With a market cap in excess of $155 billion and billions of barrels of oil and cubic feet of natural gas in proven reserves, BP is huge. What may be less certain, though, is whether the company can maintain a dividend that currently gives it one of the highest payouts in the energy sector. (Read about the value of dividends in The Importance Of Dividends.)
Performance Was All In Prices
BP reported earnings that certainly look robust at first glance. Who wouldn't like revenue growth of 45% or profit growth of 83%? Performance was just as strong at the segment level with E&P operating profits up 82% and refining and marketing posting 86% growth. (Learn more about the income statement at Understanding The Income Statement.)

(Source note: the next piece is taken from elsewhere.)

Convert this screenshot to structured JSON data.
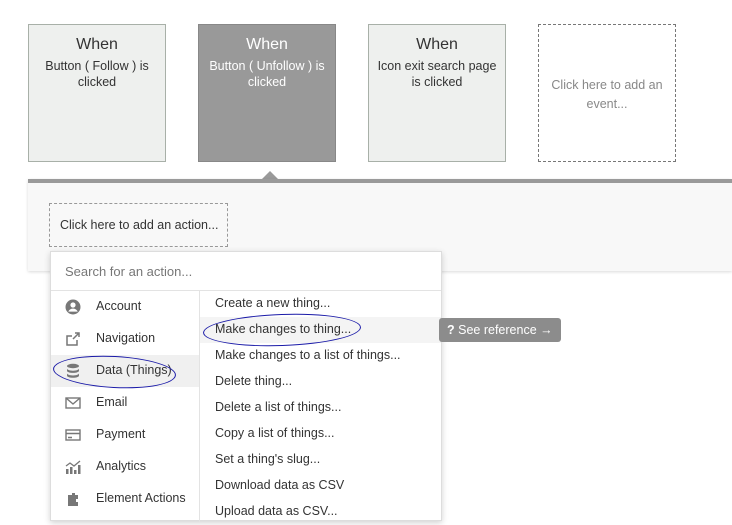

What concerns me is the details. Total production was basically flat - with liquids down slightly and natural gas up slightly - and actually down more than 4% on a sequential basis. Likewise, refining production was sluggish (though a hurricane didn't help).
Performance, then, was driven by higher realizations. BP made 57% more from each barrel of liquids and 65% more from each cubic foot of natural gas. As we have seen the prices of oil and natural gas dive back down from their summer peaks, BP's realizations will follow in time.
Disciplined Or Sluggish?
Apart from some deals with Husky and Chesapeake Energy (NYSE:CHK), BP's capital expenditures rose 13% from last year. That figure is problematic when you read about the rate increases from service providers like Schlumberger (NYSE:SLB), Patterson-UTI (Nasdaq:PTEN) or Noble (NYSE:NE), as it suggests BP is not really ramping up its activity level in looking for new energy reserves.
By my calculations, BP has about 12 years' worth of oil in its reserves and 15 years of natural gas. With that in mind, the company will need to either spend more money finding oil "organically" or acquire other companies. The company can afford to be patient and opportunistic, but eventually management will have to choose between holding less cash today or cutting the dividend tomorrow. (Learn how to examine an oil and gas company at Unearth Profits In Oil Exploration And Production.)
The Bottom Line
Oil prices are reaching the point where I believe marginal production gets a little more marginal. I'll admit that trying to tease out the "break-even" cost for various producers or types of oil involves a lot of guesswork, including making certain assumptions about production costs and required rates of return. But I believe we're already below the point where Canadian heavy oil production is economically interesting, and we may be close to the point where some Brazilian deep-water production looks less appealing.
I can't say with certainty where BP's break-even point is, but I don't think the company needs to worry about capital allocation as long as oil stays above $50 a barrel (assuming that the price relationship between oil and natural gas doesn't change dramatically). Even if oil goes below $50, I'm not suggesting the dividend gets cut - the company could reallocate some capital spending and probably has some low-hanging fruit on cost control. I'm just saying that's the point where things get a little more interesting.
BP is a reasonably attractive income-producing energy company, but so is Royal Dutch Shell (NYSE:RDS.A, NYSE:RDS.B). With nothing terribly exciting about BP and many other investment options, I'd stay on the sidelines with this one.